DATA SHOWN ▸
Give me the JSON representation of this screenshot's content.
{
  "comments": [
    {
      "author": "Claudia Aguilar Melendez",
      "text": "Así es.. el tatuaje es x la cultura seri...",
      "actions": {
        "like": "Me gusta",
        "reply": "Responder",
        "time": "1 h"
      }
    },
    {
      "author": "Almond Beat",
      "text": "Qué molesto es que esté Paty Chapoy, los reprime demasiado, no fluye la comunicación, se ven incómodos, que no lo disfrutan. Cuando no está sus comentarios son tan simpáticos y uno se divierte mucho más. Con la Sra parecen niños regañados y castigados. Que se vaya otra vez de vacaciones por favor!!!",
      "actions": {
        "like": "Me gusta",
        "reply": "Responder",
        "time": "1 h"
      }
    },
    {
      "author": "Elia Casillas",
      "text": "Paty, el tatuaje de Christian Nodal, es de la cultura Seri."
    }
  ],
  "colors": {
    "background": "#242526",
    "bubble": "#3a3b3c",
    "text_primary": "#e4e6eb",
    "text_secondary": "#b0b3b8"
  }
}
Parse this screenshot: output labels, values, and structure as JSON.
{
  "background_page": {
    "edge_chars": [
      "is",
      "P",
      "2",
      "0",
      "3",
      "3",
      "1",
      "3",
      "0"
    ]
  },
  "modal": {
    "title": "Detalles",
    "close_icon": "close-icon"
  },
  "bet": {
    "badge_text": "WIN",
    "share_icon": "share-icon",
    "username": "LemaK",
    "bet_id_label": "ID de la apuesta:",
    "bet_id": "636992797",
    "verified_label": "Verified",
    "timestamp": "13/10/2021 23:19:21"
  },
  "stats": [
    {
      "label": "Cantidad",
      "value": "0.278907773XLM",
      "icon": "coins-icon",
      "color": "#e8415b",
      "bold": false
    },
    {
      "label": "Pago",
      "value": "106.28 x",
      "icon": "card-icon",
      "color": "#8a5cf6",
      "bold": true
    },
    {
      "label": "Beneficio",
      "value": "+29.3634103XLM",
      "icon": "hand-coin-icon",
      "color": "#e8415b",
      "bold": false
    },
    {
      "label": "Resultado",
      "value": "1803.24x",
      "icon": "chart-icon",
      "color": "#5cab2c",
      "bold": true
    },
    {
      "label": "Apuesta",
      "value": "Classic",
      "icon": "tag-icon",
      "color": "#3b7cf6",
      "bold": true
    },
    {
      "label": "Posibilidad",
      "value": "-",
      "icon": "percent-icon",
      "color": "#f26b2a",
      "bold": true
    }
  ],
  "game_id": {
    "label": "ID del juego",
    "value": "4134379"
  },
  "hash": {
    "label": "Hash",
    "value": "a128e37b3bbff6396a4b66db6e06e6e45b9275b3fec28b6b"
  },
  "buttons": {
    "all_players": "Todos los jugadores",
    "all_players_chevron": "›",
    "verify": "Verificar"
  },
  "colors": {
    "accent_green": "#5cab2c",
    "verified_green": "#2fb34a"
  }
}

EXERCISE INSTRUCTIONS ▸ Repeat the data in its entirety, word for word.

EXERCISE OUTPUT ▸
Give me the JSON representation of this screenshot's content.
{
  "comments": [
    {
      "author": "Claudia Aguilar Melendez",
      "text": "Así es.. el tatuaje es x la cultura seri...",
      "actions": {
        "like": "Me gusta",
        "reply": "Responder",
        "time": "1 h"
      }
    },
    {
      "author": "Almond Beat",
      "text": "Qué molesto es que esté Paty Chapoy, los reprime demasiado, no fluye la comunicación, se ven incómodos, que no lo disfrutan. Cuando no está sus comentarios son tan simpáticos y uno se divierte mucho más. Con la Sra parecen niños regañados y castigados. Que se vaya otra vez de vacaciones por favor!!!",
      "actions": {
        "like": "Me gusta",
        "reply": "Responder",
        "time": "1 h"
      }
    },
    {
      "author": "Elia Casillas",
      "text": "Paty, el tatuaje de Christian Nodal, es de la cultura Seri."
    }
  ],
  "colors": {
    "background": "#242526",
    "bubble": "#3a3b3c",
    "text_primary": "#e4e6eb",
    "text_secondary": "#b0b3b8"
  }
}
Parse this screenshot: output labels, values, and structure as JSON.
{
  "background_page": {
    "edge_chars": [
      "is",
      "P",
      "2",
      "0",
      "3",
      "3",
      "1",
      "3",
      "0"
    ]
  },
  "modal": {
    "title": "Detalles",
    "close_icon": "close-icon"
  },
  "bet": {
    "badge_text": "WIN",
    "share_icon": "share-icon",
    "username": "LemaK",
    "bet_id_label": "ID de la apuesta:",
    "bet_id": "636992797",
    "verified_label": "Verified",
    "timestamp": "13/10/2021 23:19:21"
  },
  "stats": [
    {
      "label": "Cantidad",
      "value": "0.278907773XLM",
      "icon": "coins-icon",
      "color": "#e8415b",
      "bold": false
    },
    {
      "label": "Pago",
      "value": "106.28 x",
      "icon": "card-icon",
      "color": "#8a5cf6",
      "bold": true
    },
    {
      "label": "Beneficio",
      "value": "+29.3634103XLM",
      "icon": "hand-coin-icon",
      "color": "#e8415b",
      "bold": false
    },
    {
      "label": "Resultado",
      "value": "1803.24x",
      "icon": "chart-icon",
      "color": "#5cab2c",
      "bold": true
    },
    {
      "label": "Apuesta",
      "value": "Classic",
      "icon": "tag-icon",
      "color": "#3b7cf6",
      "bold": true
    },
    {
      "label": "Posibilidad",
      "value": "-",
      "icon": "percent-icon",
      "color": "#f26b2a",
      "bold": true
    }
  ],
  "game_id": {
    "label": "ID del juego",
    "value": "4134379"
  },
  "hash": {
    "label": "Hash",
    "value": "a128e37b3bbff6396a4b66db6e06e6e45b9275b3fec28b6b"
  },
  "buttons": {
    "all_players": "Todos los jugadores",
    "all_players_chevron": "›",
    "verify": "Verificar"
  },
  "colors": {
    "accent_green": "#5cab2c",
    "verified_green": "#2fb34a"
  }
}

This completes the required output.